  • Applications: Mental rehearsal is often used to enhance performance in sports, arts, public speaking, exams, challenging conversations, and careers. 
  • Practice: Close your eyes and envision yourself succeeding at a particular task, noting every detail, and associating yourself with that success. If you struggle to visualize due to aphantasia, consider writing these goals on paper and examining them, focusing on guarding the visual image in your mind in the present moment. 

Meditation visualization

Meditation, often associated with mindfulness, can incorporate visualization. Meditators might be instructed to visualize light, energy centers, or peaceful scenes as part of their practice.

  • Applications: Meditation is often used to enhance mindfulness, deepen one’s self-awareness, and foster a sense of inner peace and balance.
  • Practice: While meditating, imagine a golden light radiating from within or envision being in a tranquil place like a serene mountain.

Tips for effective visualization

Visualization is an art and skill. Like other skills, its effectiveness is maximized when practiced correctly and regularly. Achieving the desired impact from visualization often requires more than imagining random images. It demands intent, clarity, and emotional connection. 

Below are a few practical tips to ensure your visualization practice is powerful and productive:

  • Prioritize details: The more vivid and detailed your mental imagery, the more immersive the visualization experience becomes. 
  • Engage all senses: Visualization is not solely about what you can see in your mind’s eye. Engaging all your senses (touch, sound, smell, and taste) can elevate the experience, especially if you can’t visualize. 
  • Cultivate positivity: The emotions you associate with your visualization can either amplify or diminish its effects. 
  • Consistency: As with some other practices, regularity boosts efficacy. 
  • Use external aids: External aids like guided imagery recordings, visualization apps, or inspiring imagery and music can act as catalysts for imagination.
Explore visualization with professional support

Support options 

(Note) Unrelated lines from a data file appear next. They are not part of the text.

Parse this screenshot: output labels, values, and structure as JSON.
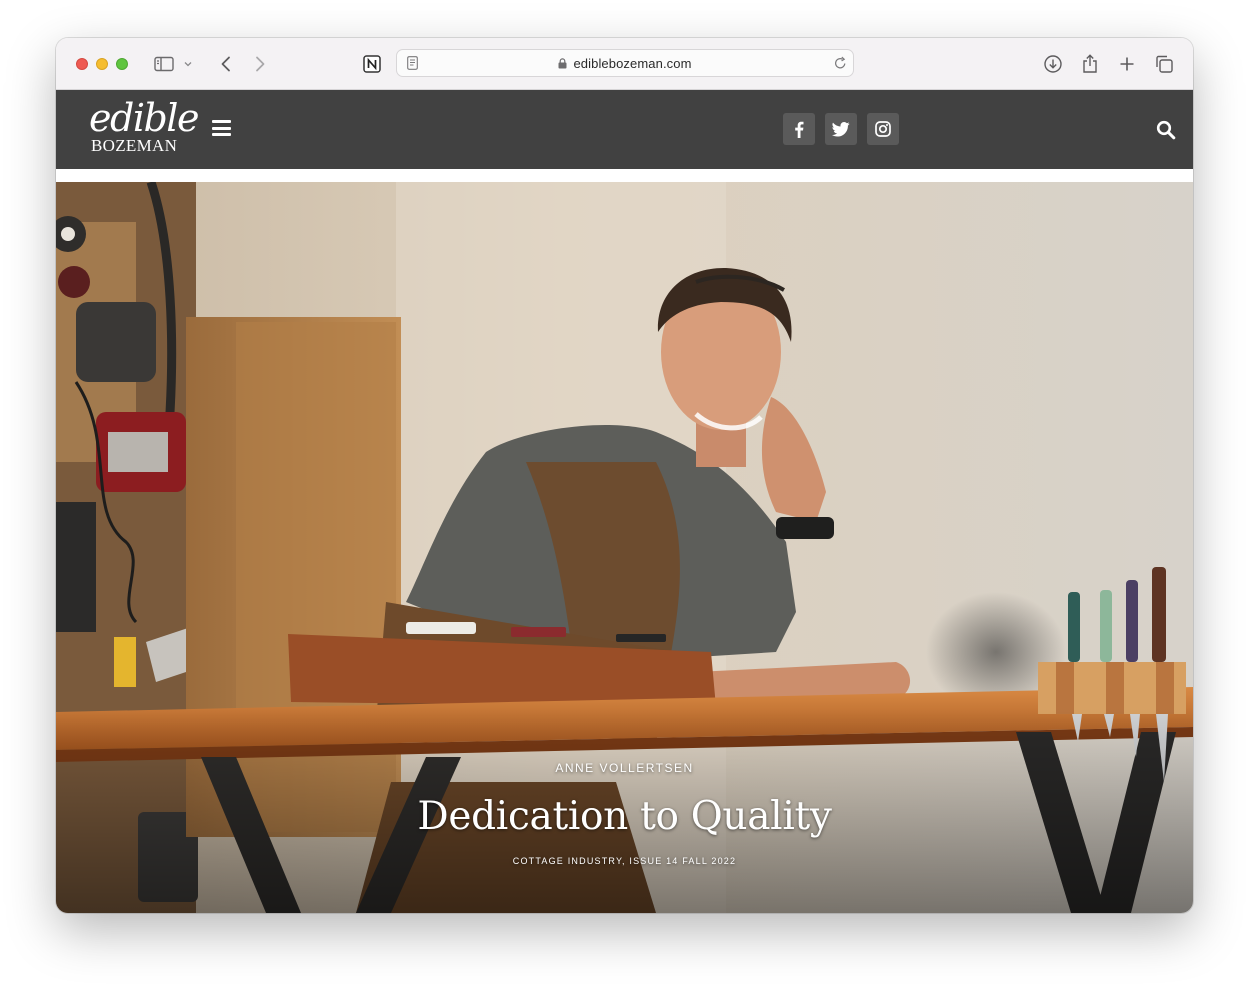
{
  "browser": {
    "url": "ediblebozeman.com"
  },
  "site": {
    "logo_top": "edible",
    "logo_bottom": "BOZEMAN",
    "social": [
      "facebook-icon",
      "twitter-icon",
      "instagram-icon"
    ]
  },
  "hero": {
    "author": "ANNE VOLLERTSEN",
    "title": "Dedication to Quality",
    "meta": "COTTAGE INDUSTRY, ISSUE 14 FALL 2022"
  },
  "colors": {
    "header_bg": "#414141",
    "social_bg": "#5a5a5a"
  }
}
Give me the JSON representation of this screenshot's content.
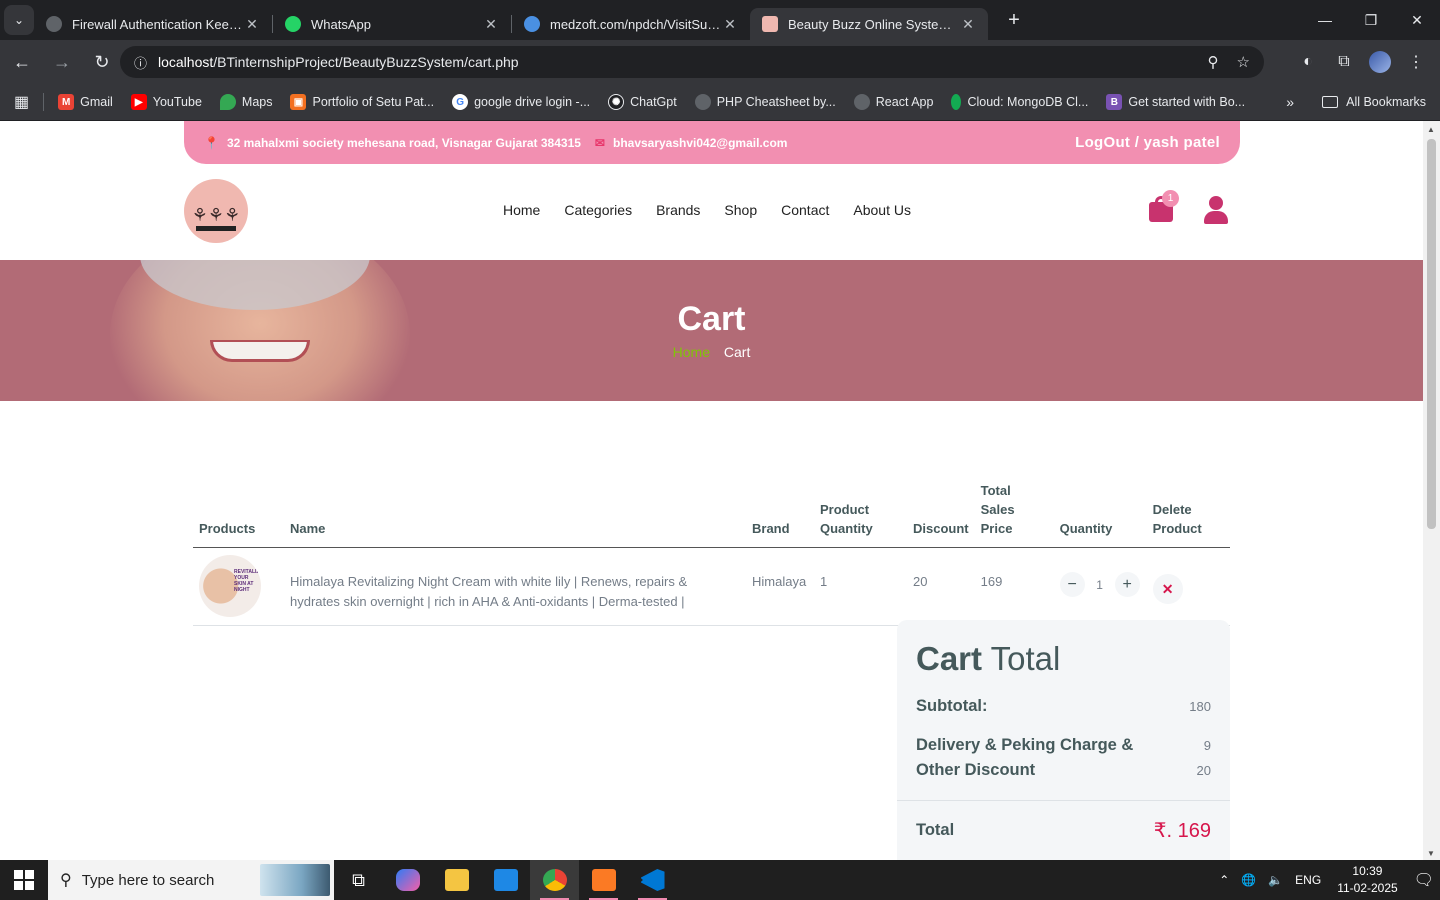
{
  "browser": {
    "tabs": [
      {
        "title": "Firewall Authentication Keepalive",
        "icon": "globe-icon",
        "active": false
      },
      {
        "title": "WhatsApp",
        "icon": "whatsapp-icon",
        "active": false
      },
      {
        "title": "medzoft.com/npdch/VisitSumm",
        "icon": "medzoft-icon",
        "active": false
      },
      {
        "title": "Beauty Buzz Online System - Ca",
        "icon": "beautybuzz-icon",
        "active": true
      }
    ],
    "url_host": "localhost",
    "url_path": "/BTinternshipProject/BeautyBuzzSystem/cart.php",
    "bookmarks": [
      {
        "label": "Gmail",
        "icon": "gmail-icon",
        "color": "#ea4335"
      },
      {
        "label": "YouTube",
        "icon": "youtube-icon",
        "color": "#ff0000"
      },
      {
        "label": "Maps",
        "icon": "maps-icon",
        "color": "#34a853"
      },
      {
        "label": "Portfolio of Setu Pat...",
        "icon": "portfolio-icon",
        "color": "#f37021"
      },
      {
        "label": "google drive login -...",
        "icon": "google-icon",
        "color": "#4285f4"
      },
      {
        "label": "ChatGpt",
        "icon": "chatgpt-icon",
        "color": "#202124"
      },
      {
        "label": "PHP Cheatsheet by...",
        "icon": "globe-icon",
        "color": "#5f6368"
      },
      {
        "label": "React App",
        "icon": "globe-icon",
        "color": "#5f6368"
      },
      {
        "label": "Cloud: MongoDB Cl...",
        "icon": "mongodb-icon",
        "color": "#13aa52"
      },
      {
        "label": "Get started with Bo...",
        "icon": "bootstrap-icon",
        "color": "#7952b3"
      }
    ],
    "all_bookmarks": "All Bookmarks"
  },
  "site": {
    "address": "32 mahalxmi society mehesana road, Visnagar Gujarat 384315",
    "email": "bhavsaryashvi042@gmail.com",
    "account": "LogOut / yash patel",
    "menu": [
      "Home",
      "Categories",
      "Brands",
      "Shop",
      "Contact",
      "About Us"
    ],
    "cart_count": "1",
    "hero_title": "Cart",
    "breadcrumb_home": "Home",
    "breadcrumb_current": "Cart"
  },
  "cart_table": {
    "headers": {
      "products": "Products",
      "name": "Name",
      "brand": "Brand",
      "product_quantity": "Product Quantity",
      "discount": "Discount",
      "total_sales_price": "Total Sales Price",
      "quantity": "Quantity",
      "delete_product": "Delete Product"
    },
    "rows": [
      {
        "image_text": "REVITALIZE YOUR SKIN AT NIGHT",
        "name": "Himalaya Revitalizing Night Cream with white lily | Renews, repairs & hydrates skin overnight | rich in AHA & Anti-oxidants | Derma-tested |",
        "brand": "Himalaya",
        "product_quantity": "1",
        "discount": "20",
        "total_sales_price": "169",
        "quantity": "1"
      }
    ]
  },
  "cart_total": {
    "title_bold": "Cart",
    "title_rest": " Total",
    "subtotal_label": "Subtotal:",
    "subtotal_value": "180",
    "delivery_label": "Delivery & Peking Charge & Other Discount",
    "delivery_value": "9",
    "discount_value": "20",
    "total_label": "Total",
    "total_value": "₹. 169"
  },
  "taskbar": {
    "search_placeholder": "Type here to search",
    "language": "ENG",
    "time": "10:39",
    "date": "11-02-2025"
  }
}
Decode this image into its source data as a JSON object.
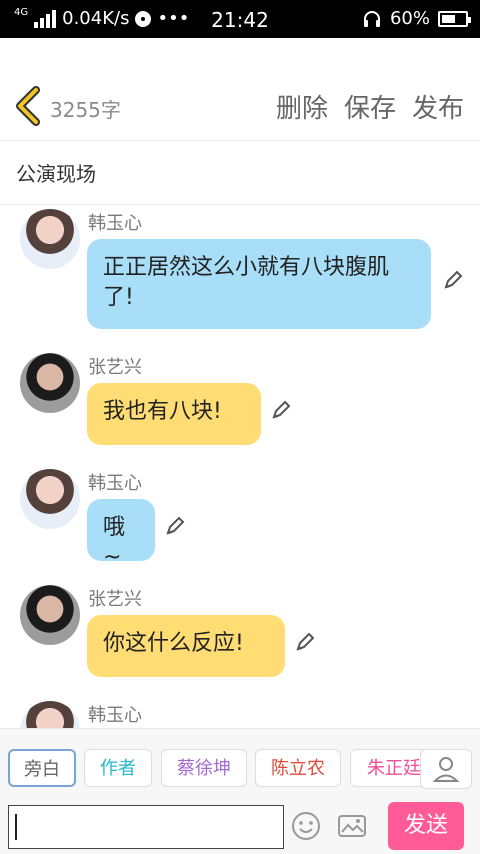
{
  "status_bar": {
    "network_label": "4G",
    "speed": "0.04K/s",
    "more": "•••",
    "time": "21:42",
    "battery": "60%",
    "battery_level": 0.6
  },
  "header": {
    "word_count": "3255字",
    "actions": [
      "删除",
      "保存",
      "发布"
    ]
  },
  "story_title": "公演现场",
  "messages": [
    {
      "name": "韩玉心",
      "text": "正正居然这么小就有八块腹肌了!",
      "bubble_color": "#a8def7",
      "avatar": "female"
    },
    {
      "name": "张艺兴",
      "text": "我也有八块!",
      "bubble_color": "#ffdd74",
      "avatar": "male"
    },
    {
      "name": "韩玉心",
      "text": "哦~",
      "bubble_color": "#a8def7",
      "avatar": "female"
    },
    {
      "name": "张艺兴",
      "text": "你这什么反应!",
      "bubble_color": "#ffdd74",
      "avatar": "male"
    },
    {
      "name": "韩玉心",
      "text": "",
      "bubble_color": "#a8def7",
      "avatar": "female"
    }
  ],
  "character_tags": [
    {
      "label": "旁白",
      "color": "#666666",
      "selected": true
    },
    {
      "label": "作者",
      "color": "#25b8c8",
      "selected": false
    },
    {
      "label": "蔡徐坤",
      "color": "#a36ad1",
      "selected": false
    },
    {
      "label": "陈立农",
      "color": "#e04a3c",
      "selected": false
    },
    {
      "label": "朱正廷",
      "color": "#ee4f9a",
      "selected": false
    }
  ],
  "composer": {
    "input_value": "",
    "send_label": "发送"
  },
  "colors": {
    "accent_back": "#f3c623",
    "send_bg": "#ff5c97"
  },
  "icons": {
    "emoji": "emoji-icon",
    "image": "image-icon",
    "person": "person-icon",
    "edit": "pencil-icon",
    "back": "chevron-left-icon"
  }
}
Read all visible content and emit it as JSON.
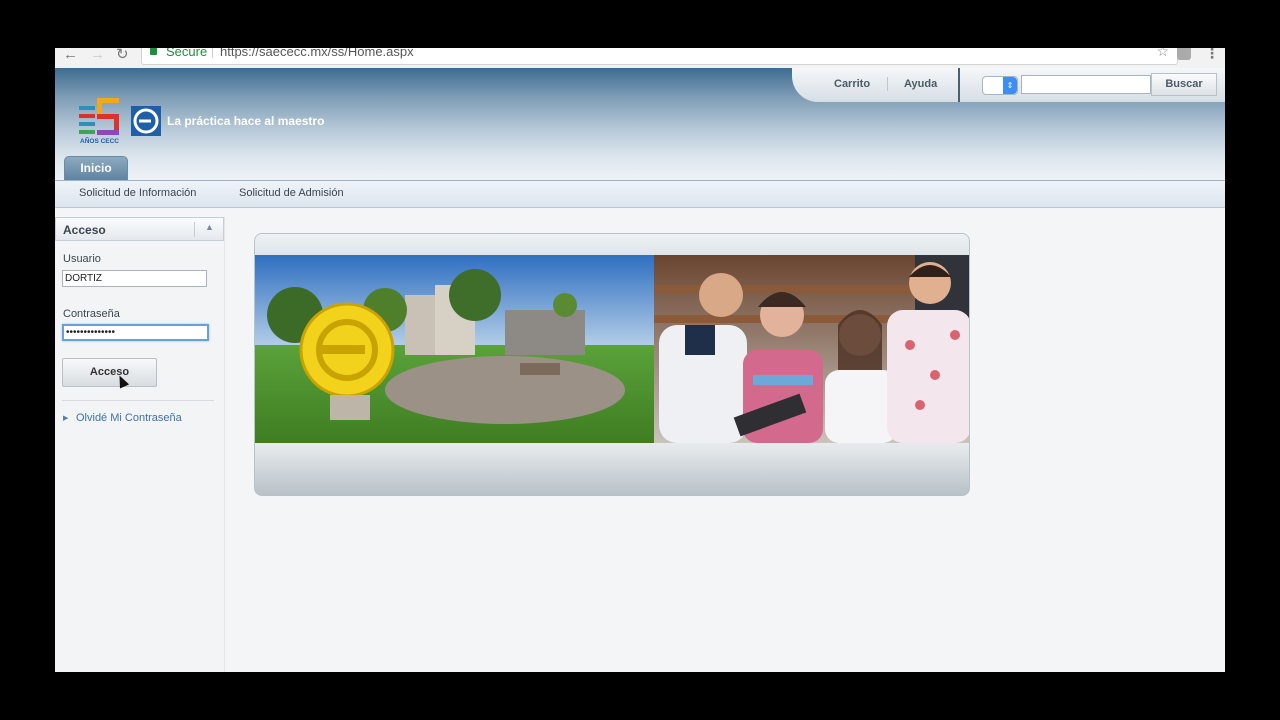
{
  "browser": {
    "secure_label": "Secure",
    "url": "https://saececc.mx/ss/Home.aspx"
  },
  "header": {
    "tagline": "La práctica hace al maestro",
    "logo_text": "AÑOS CECC",
    "topbar": {
      "cart_label": "Carrito",
      "help_label": "Ayuda",
      "search_placeholder": "",
      "search_button": "Buscar"
    },
    "tabs": [
      {
        "label": "Inicio",
        "active": true
      }
    ]
  },
  "subnav": {
    "items": [
      {
        "label": "Solicitud de Información"
      },
      {
        "label": "Solicitud de Admisión"
      }
    ]
  },
  "login_panel": {
    "title": "Acceso",
    "username_label": "Usuario",
    "username_value": "DORTIZ",
    "password_label": "Contraseña",
    "password_value": "••••••••••••••",
    "submit_label": "Acceso",
    "forgot_label": "Olvidé Mi Contraseña"
  },
  "colors": {
    "header_dark": "#3e6c8f",
    "link_blue": "#3f73a6",
    "secure_green": "#1e8e3e",
    "logo_yellow": "#f2d21b"
  }
}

Visualization is a skill that can take time to learn. If you struggle to visualize your goals, consider contacting a licensed therapist for support. A professional can offer you guided meditations and show you how visualization can be used in daily life, including if you struggle to visualize images in your mind. 

If you face barriers to in-person therapy, you might also benefit from online therapy platforms like BetterHelp. A significant benefit of online therapy regarding visualization exercises is the ability for clients to engage in therapeutic practices from home. This personalized setting, whether a bedroom or living area, provides a safe and familiar backdrop for vulnerable work. 

The increased comfort and safety of online therapy may enhance the effectiveness of visualization. In a relaxed state, clients can more readily let go of external distractions or inhibitions, allowing them to delve deeper into the visualization process and connect more effectively with their inner landscapes.

Online therapy has emerged as an effective alternative to traditional face-to-face counseling, offering clients the flexibility to seek support irrespective of geographical constraints. Several studies have proven that internet-based interventions can be as effective as conventional therapy for various mental health concerns, including depression and anxiety. 


Visualization can effectively increase mental well-being, teach individuals emotional regulation, and increase problem-solving abilities. If you struggle with visualization or are looking to increase your proficiency in this skill, reaching out to a professional may be beneficial for further guidance and support. Visualization can be a valuable skill for improving your career, relationships, and personal life.
Visualize your goals in therapy
The information on this page is not intended to be a substitution for diagnosis, treatment, or informed professional advice. You should not take any action or avoid taking any action without consulting with a qualified mental health professional. For more information, please read our terms of use.
Get the support you need from one of our therapistsGet started